In this case, the new telecommunication company will equally share the cables with the ILEC, which owns the cables. One cable can offer different services; hence, both companies can coexist and work together.
Using DSL cables allows the ILEC to continue sending telephony services as the new company offers high-speed data transmission.
Access Through Bitstream
The ILEC will install cables such as DSL cables that have higher data transmission rates than traditional cables. Many telecommunication companies prefer using DSL, which ILECs use to attract new companies.
Additionally, DSL technology utilizes Asymmetric Digital Subscriber Line (ADSL) services, offering customers high download speeds over copper wires.
The ILECs will make this new technology available to third-party companies that will offer customers broadband services. Therefore, ILECs will remain in control over the local loops within their areas.
Thus, ILECs and competing network providers will agree and choose the best option according to government regulations. Each company will use what works best for them to offer the best services to their customers.
Local loop unbundling is the set of regulations that network carriers follow to allow equal competition among telecommunication companies. Many countries approach the telecommunication industry with these regulations to offer the best services for consumers.
The local loops are vital in data transmission from the service providers to the customers through cables. The cables are made from different materials, which also affect the rate at which they transmit data to customers.
Mostly, ILECs own all rights to local loops in a particular area. Competing service providers get an equal chance to offer their services through local loop unbundling.
Hey, I’m Jeremy Clifford. I hold a bachelor’s degree in information systems, and I’m a certified network specialist. I worked for several internet providers in LA, San Francisco, Sacramento, and Seattle over the past 21 years.
I worked as a customer service operator, field technician, network engineer, and network specialist.

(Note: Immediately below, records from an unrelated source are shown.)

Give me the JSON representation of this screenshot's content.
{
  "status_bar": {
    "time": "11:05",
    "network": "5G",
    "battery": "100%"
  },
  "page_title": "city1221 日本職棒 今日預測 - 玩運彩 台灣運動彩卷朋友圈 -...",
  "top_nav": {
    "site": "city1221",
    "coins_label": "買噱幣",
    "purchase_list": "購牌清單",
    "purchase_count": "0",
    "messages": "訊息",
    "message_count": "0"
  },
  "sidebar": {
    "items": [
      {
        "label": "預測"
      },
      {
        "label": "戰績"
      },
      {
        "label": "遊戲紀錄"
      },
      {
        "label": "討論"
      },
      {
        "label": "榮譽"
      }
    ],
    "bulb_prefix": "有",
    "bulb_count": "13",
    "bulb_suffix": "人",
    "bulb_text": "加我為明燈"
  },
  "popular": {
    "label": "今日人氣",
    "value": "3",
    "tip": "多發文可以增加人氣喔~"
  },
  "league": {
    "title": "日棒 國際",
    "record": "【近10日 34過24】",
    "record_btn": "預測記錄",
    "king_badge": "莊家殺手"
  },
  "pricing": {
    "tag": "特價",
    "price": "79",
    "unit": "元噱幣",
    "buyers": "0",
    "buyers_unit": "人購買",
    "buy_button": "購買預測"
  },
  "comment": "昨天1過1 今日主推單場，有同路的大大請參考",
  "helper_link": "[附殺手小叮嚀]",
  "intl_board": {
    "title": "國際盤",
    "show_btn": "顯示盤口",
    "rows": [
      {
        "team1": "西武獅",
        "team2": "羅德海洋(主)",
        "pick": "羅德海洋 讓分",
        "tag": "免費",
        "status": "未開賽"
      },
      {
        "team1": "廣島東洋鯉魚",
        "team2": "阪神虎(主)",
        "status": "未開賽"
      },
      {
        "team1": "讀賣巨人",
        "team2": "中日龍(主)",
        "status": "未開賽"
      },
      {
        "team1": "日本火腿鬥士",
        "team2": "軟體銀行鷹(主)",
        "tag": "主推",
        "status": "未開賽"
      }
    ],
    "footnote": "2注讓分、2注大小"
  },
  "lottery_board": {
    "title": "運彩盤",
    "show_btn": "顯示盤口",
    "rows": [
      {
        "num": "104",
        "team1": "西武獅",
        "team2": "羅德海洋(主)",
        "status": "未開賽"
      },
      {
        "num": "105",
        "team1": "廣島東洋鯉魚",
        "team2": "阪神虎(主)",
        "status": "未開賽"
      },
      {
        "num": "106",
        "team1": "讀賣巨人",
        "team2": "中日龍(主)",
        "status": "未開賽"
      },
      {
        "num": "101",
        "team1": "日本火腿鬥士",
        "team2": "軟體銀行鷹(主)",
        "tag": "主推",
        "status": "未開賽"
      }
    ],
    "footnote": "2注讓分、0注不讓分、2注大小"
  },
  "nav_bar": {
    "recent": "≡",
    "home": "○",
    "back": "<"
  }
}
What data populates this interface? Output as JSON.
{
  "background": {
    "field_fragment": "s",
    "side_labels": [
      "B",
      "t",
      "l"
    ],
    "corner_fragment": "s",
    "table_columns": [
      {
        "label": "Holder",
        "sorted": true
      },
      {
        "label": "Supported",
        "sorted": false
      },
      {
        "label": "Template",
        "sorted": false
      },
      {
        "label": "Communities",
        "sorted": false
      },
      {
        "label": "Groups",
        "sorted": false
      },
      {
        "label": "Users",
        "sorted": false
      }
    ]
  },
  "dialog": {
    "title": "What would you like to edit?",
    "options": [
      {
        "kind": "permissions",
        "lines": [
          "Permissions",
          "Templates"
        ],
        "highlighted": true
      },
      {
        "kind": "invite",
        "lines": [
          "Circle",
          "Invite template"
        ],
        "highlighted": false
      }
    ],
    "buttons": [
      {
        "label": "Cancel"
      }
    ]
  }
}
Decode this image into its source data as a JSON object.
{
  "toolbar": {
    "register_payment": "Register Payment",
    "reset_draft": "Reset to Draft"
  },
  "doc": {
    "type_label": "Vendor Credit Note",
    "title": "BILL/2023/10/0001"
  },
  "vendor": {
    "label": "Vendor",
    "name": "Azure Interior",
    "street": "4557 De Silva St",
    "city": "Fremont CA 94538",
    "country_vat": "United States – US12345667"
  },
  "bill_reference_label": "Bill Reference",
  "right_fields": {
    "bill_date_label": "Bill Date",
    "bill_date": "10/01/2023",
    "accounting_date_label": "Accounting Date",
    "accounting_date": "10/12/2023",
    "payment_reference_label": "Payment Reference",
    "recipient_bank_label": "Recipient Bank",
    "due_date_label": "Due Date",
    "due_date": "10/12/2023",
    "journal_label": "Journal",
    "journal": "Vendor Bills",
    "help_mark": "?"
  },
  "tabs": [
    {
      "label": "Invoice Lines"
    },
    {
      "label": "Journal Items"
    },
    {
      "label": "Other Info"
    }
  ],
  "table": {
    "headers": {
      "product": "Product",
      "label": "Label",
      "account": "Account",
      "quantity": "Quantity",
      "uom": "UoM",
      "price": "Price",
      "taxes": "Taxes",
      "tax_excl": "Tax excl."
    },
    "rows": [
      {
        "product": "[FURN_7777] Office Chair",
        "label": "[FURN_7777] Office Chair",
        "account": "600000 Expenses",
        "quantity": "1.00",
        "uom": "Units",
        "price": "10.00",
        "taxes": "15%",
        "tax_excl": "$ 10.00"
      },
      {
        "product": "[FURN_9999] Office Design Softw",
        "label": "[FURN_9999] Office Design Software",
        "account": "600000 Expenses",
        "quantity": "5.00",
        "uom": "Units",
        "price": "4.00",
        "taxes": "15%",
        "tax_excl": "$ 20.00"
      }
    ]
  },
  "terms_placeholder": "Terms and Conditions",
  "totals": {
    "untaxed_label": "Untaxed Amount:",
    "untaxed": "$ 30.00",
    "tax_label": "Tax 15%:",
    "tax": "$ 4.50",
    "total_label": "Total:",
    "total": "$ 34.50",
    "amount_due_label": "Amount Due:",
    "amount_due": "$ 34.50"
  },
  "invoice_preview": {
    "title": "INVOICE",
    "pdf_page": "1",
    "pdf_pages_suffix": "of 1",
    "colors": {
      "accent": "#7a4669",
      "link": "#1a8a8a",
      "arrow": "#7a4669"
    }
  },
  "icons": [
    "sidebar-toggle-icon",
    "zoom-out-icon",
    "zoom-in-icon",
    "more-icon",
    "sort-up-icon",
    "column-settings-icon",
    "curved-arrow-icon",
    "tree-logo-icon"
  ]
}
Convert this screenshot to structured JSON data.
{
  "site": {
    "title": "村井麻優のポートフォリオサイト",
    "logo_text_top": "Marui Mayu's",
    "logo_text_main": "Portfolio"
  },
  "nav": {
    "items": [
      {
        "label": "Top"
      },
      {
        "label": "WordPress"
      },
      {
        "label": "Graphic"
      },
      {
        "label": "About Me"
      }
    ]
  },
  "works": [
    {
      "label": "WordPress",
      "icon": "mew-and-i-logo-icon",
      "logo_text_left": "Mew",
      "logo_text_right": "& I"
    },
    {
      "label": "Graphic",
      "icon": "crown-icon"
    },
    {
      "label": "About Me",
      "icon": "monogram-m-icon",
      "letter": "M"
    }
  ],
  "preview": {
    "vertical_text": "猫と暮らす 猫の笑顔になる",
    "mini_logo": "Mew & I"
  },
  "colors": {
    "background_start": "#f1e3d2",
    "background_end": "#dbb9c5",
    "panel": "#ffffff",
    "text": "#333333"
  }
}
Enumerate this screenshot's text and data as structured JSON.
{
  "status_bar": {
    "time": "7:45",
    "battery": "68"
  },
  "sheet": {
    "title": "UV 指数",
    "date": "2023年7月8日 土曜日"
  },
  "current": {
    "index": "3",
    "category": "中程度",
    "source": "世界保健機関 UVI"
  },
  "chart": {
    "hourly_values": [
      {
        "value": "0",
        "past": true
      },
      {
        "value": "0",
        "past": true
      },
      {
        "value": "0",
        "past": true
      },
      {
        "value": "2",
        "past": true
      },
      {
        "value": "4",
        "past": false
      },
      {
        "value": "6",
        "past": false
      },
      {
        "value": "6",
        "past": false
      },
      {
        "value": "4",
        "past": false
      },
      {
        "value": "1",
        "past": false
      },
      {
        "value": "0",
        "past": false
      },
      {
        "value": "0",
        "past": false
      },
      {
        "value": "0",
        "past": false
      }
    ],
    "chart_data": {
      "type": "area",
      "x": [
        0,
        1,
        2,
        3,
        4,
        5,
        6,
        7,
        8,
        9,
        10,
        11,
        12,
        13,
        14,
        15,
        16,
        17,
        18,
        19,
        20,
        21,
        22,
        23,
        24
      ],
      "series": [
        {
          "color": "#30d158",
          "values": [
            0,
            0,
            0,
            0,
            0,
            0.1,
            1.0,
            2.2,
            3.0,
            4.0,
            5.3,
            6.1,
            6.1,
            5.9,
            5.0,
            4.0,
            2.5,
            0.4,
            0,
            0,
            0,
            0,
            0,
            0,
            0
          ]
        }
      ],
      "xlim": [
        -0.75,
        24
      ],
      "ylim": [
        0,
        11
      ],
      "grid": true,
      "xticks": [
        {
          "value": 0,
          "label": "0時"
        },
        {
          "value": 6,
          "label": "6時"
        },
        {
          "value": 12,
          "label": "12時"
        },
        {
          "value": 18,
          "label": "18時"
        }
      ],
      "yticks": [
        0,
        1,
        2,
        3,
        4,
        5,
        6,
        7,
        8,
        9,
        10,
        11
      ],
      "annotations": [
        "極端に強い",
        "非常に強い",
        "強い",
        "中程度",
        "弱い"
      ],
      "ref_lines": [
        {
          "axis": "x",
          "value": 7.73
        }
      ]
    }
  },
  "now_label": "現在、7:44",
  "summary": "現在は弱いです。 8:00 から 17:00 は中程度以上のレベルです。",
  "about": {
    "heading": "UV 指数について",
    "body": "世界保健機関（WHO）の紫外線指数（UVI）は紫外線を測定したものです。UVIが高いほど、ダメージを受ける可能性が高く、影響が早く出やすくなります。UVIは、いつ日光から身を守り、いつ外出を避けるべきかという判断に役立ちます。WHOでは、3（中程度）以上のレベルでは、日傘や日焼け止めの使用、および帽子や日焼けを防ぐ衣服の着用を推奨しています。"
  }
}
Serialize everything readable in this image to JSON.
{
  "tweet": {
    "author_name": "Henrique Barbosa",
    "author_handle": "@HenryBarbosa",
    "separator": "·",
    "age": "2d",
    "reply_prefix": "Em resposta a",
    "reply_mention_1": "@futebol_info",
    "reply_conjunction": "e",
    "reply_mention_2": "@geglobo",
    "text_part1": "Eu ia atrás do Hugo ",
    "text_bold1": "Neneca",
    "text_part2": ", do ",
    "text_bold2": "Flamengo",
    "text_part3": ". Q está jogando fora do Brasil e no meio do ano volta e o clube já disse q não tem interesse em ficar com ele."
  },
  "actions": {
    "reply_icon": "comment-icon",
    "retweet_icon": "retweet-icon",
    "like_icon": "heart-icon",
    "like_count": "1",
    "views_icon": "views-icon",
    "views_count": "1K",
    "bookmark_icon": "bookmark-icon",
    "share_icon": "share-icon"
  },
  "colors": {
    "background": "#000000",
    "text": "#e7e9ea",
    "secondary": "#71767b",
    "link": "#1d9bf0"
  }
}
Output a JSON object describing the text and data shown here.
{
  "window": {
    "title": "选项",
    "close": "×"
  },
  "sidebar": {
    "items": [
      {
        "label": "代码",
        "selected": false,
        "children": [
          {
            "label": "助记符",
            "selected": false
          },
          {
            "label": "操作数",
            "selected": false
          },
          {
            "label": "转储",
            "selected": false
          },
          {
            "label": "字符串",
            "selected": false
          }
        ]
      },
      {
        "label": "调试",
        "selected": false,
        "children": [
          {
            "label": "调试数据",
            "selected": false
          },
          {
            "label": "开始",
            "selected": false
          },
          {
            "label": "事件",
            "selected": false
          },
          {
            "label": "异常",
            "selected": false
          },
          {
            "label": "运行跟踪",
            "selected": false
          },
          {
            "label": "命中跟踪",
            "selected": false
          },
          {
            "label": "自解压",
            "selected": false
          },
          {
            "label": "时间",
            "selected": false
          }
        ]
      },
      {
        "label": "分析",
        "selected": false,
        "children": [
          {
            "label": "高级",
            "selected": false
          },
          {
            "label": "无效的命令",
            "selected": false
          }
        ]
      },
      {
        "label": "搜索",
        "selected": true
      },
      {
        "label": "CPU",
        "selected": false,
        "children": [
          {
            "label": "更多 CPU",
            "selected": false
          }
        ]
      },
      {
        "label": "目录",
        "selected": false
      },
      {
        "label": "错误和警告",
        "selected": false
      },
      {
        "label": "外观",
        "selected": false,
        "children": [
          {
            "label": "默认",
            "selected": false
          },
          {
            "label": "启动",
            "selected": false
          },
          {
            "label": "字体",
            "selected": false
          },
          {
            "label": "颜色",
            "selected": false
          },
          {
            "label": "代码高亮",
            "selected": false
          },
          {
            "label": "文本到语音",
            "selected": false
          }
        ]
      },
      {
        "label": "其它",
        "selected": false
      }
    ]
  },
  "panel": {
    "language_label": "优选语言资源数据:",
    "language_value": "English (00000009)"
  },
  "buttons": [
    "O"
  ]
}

During my career in networking, I’ve come across numerous modems, gateways, routers, and other networking hardware. I’ve installed network equipment, fixed it, designed and administrated networks, etc.
Networking is my passion, and I’m eager to share everything I know with you. On this website, you can read my modem and router reviews, as well as various how-to guides designed to help you solve your network problems. I want to liberate you from the fear that most users feel when they have to deal with modem and router settings.
My favorite free-time activities are gaming, movie-watching, and cooking. I also enjoy fishing, although I’m not good at it. What I’m good at is annoying David when we are fishing together. Apparently, you’re not supposed to talk or laugh while fishing – it scares the fishes.